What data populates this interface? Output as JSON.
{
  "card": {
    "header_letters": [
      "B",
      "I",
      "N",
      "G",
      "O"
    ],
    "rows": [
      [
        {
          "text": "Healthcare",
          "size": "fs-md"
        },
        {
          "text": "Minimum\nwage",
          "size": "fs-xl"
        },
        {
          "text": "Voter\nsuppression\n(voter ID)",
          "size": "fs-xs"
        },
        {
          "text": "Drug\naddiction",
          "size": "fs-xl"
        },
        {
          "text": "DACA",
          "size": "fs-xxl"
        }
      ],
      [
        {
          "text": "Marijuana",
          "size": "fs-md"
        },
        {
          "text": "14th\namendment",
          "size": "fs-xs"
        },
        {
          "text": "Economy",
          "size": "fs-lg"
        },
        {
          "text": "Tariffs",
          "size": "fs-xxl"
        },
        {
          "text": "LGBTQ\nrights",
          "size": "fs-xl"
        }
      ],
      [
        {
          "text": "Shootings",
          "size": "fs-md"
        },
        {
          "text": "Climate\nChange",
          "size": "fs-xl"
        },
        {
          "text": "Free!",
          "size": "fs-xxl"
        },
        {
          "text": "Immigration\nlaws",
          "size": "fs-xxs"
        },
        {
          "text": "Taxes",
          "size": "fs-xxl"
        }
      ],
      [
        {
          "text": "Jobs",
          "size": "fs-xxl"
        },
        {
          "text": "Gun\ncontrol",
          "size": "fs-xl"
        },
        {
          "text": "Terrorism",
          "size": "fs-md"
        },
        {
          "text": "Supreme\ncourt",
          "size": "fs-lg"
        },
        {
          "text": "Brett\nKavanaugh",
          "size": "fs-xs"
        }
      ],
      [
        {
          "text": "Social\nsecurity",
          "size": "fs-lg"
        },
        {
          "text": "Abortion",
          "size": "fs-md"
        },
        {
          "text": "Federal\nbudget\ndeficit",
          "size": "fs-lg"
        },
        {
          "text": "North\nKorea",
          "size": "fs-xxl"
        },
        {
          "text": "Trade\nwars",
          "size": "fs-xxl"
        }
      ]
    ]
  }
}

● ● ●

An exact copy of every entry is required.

→ **The completed task**:
What data populates this interface? Output as JSON.
{
  "card": {
    "header_letters": [
      "B",
      "I",
      "N",
      "G",
      "O"
    ],
    "rows": [
      [
        {
          "text": "Healthcare",
          "size": "fs-md"
        },
        {
          "text": "Minimum\nwage",
          "size": "fs-xl"
        },
        {
          "text": "Voter\nsuppression\n(voter ID)",
          "size": "fs-xs"
        },
        {
          "text": "Drug\naddiction",
          "size": "fs-xl"
        },
        {
          "text": "DACA",
          "size": "fs-xxl"
        }
      ],
      [
        {
          "text": "Marijuana",
          "size": "fs-md"
        },
        {
          "text": "14th\namendment",
          "size": "fs-xs"
        },
        {
          "text": "Economy",
          "size": "fs-lg"
        },
        {
          "text": "Tariffs",
          "size": "fs-xxl"
        },
        {
          "text": "LGBTQ\nrights",
          "size": "fs-xl"
        }
      ],
      [
        {
          "text": "Shootings",
          "size": "fs-md"
        },
        {
          "text": "Climate\nChange",
          "size": "fs-xl"
        },
        {
          "text": "Free!",
          "size": "fs-xxl"
        },
        {
          "text": "Immigration\nlaws",
          "size": "fs-xxs"
        },
        {
          "text": "Taxes",
          "size": "fs-xxl"
        }
      ],
      [
        {
          "text": "Jobs",
          "size": "fs-xxl"
        },
        {
          "text": "Gun\ncontrol",
          "size": "fs-xl"
        },
        {
          "text": "Terrorism",
          "size": "fs-md"
        },
        {
          "text": "Supreme\ncourt",
          "size": "fs-lg"
        },
        {
          "text": "Brett\nKavanaugh",
          "size": "fs-xs"
        }
      ],
      [
        {
          "text": "Social\nsecurity",
          "size": "fs-lg"
        },
        {
          "text": "Abortion",
          "size": "fs-md"
        },
        {
          "text": "Federal\nbudget\ndeficit",
          "size": "fs-lg"
        },
        {
          "text": "North\nKorea",
          "size": "fs-xxl"
        },
        {
          "text": "Trade\nwars",
          "size": "fs-xxl"
        }
      ]
    ]
  }
}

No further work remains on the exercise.